Work task = Going through the data below, copy out each line where the word "this" shows up.

◇ ◇ ◇ ◇

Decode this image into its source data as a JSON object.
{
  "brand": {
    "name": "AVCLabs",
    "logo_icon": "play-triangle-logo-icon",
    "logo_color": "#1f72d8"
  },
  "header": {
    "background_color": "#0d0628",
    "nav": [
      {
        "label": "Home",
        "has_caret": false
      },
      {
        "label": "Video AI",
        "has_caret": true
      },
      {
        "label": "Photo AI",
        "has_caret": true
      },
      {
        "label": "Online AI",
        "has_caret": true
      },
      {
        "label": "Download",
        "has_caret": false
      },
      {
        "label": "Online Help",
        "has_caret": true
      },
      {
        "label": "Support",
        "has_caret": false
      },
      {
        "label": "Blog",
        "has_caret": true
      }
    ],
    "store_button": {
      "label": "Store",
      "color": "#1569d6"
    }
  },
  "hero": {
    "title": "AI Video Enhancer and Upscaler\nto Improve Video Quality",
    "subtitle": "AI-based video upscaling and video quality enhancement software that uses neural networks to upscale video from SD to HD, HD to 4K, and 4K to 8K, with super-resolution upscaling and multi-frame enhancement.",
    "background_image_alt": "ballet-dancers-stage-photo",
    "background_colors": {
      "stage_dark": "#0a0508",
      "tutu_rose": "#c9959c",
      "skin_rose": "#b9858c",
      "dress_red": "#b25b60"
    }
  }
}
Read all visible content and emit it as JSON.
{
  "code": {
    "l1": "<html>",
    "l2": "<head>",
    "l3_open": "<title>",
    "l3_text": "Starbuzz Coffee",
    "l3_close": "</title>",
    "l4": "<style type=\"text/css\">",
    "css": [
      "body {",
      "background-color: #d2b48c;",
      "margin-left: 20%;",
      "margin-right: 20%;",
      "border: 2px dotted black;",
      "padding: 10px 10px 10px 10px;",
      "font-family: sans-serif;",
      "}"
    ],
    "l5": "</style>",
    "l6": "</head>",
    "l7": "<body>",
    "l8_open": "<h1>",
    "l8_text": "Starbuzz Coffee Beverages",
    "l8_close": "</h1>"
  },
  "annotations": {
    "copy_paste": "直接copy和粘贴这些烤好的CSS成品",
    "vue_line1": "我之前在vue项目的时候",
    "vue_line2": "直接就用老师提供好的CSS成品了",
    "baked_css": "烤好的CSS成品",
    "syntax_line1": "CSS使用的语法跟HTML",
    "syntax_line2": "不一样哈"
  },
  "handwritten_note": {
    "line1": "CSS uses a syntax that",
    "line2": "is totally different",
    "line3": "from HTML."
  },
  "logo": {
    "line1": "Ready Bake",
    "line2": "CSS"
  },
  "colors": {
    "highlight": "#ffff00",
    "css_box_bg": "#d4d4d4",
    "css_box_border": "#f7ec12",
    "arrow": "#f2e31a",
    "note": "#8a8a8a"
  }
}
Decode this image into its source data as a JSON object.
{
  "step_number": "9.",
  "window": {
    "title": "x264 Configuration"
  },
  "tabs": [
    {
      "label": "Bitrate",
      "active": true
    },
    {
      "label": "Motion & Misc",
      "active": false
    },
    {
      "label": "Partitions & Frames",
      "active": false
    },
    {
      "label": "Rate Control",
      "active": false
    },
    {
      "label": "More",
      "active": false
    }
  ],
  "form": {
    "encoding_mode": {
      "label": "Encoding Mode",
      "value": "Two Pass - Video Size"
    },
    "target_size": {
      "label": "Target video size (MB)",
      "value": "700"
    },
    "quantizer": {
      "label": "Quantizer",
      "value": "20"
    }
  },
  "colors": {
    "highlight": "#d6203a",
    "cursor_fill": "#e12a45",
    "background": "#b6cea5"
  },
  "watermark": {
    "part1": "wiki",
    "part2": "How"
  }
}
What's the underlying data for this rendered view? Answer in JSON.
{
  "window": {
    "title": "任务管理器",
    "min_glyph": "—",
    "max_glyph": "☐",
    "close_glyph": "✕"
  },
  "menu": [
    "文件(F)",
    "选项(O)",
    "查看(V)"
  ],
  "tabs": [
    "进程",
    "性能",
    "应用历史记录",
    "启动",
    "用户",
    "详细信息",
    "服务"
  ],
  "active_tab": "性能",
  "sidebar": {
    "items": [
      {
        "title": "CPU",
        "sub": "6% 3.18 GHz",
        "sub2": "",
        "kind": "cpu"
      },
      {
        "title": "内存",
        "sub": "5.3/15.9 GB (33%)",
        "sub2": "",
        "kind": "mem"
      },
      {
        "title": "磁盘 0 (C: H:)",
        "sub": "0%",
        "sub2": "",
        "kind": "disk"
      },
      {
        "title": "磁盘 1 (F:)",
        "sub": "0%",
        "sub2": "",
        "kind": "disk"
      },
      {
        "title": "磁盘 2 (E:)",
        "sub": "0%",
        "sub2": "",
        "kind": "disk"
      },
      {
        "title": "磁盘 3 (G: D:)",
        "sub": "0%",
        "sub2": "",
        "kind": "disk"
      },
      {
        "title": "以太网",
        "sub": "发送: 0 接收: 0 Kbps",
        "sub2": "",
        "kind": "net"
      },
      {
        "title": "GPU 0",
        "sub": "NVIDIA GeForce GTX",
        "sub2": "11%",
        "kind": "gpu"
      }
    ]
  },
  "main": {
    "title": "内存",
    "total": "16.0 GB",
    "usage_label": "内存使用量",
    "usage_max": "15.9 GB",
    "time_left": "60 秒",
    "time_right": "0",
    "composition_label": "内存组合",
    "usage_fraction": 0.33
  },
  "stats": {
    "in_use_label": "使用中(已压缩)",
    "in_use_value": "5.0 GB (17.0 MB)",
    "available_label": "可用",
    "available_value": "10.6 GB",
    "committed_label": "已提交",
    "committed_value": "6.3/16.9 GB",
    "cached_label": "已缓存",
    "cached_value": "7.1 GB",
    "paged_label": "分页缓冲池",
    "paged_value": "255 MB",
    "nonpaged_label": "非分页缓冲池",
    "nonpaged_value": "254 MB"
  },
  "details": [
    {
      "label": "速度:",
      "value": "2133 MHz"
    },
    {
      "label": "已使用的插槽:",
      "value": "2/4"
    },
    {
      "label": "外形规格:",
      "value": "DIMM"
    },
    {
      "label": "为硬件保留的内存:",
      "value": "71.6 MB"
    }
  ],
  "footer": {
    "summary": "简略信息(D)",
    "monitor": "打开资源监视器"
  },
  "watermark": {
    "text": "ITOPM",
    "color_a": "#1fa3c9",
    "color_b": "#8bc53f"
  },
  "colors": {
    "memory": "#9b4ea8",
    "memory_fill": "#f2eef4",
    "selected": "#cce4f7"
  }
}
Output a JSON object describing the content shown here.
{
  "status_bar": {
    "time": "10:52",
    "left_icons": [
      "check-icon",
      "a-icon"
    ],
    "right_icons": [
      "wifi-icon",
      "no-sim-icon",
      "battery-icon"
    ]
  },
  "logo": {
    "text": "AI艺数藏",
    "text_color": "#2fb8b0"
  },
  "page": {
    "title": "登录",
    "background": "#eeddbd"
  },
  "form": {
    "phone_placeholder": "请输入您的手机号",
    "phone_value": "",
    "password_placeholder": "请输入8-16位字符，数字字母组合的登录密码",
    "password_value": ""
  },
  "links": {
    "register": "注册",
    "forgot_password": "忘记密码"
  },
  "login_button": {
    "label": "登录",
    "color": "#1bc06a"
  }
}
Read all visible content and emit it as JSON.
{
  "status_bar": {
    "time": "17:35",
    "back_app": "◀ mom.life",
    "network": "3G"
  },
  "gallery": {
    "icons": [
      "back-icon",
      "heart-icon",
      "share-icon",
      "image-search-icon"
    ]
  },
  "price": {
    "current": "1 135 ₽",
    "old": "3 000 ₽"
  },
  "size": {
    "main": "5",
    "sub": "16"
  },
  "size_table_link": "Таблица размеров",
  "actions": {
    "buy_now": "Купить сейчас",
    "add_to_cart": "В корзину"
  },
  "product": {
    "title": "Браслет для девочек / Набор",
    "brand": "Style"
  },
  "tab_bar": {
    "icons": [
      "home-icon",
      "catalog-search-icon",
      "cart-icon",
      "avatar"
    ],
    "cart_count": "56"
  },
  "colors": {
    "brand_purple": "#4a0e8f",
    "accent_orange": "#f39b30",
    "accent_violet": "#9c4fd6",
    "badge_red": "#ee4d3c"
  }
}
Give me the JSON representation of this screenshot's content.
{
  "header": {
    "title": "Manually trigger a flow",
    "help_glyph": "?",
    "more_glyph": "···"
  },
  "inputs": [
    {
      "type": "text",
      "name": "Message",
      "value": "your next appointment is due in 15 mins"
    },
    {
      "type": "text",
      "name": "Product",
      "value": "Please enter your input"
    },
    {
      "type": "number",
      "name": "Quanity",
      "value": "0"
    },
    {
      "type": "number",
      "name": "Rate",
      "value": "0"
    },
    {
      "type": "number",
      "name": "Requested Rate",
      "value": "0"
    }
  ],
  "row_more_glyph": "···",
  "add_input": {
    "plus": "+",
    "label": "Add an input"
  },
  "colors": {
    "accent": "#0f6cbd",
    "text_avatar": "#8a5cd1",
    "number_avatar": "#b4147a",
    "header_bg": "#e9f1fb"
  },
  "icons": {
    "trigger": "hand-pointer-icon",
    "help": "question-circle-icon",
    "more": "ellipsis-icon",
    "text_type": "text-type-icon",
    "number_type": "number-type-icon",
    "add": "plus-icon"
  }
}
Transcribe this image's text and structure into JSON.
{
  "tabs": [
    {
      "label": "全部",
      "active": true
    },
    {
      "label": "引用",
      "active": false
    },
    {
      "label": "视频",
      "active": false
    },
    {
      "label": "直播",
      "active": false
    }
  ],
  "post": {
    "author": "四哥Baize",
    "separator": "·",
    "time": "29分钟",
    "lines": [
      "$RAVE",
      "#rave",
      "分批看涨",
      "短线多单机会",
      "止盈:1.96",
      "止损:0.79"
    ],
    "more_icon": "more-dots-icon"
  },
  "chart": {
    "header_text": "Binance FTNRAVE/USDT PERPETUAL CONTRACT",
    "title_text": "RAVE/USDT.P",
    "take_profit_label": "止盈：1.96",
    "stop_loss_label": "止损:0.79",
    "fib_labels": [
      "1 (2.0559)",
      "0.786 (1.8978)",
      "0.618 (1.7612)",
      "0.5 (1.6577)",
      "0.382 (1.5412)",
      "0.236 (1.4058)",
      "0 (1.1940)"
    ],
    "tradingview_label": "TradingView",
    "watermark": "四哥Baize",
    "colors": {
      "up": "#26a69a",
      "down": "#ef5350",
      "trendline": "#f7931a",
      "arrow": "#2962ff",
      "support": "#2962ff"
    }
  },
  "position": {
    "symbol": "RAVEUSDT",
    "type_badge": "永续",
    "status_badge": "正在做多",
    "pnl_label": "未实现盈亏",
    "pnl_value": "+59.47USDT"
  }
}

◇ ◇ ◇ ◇

Final answer =
Decode this image into its source data as a JSON object.
Decode this image into its source data as a JSON object.
What's the underlying data for this rendered view? Answer in JSON.
Give me the JSON representation of this screenshot's content.
Transcribe this image's text and structure into JSON.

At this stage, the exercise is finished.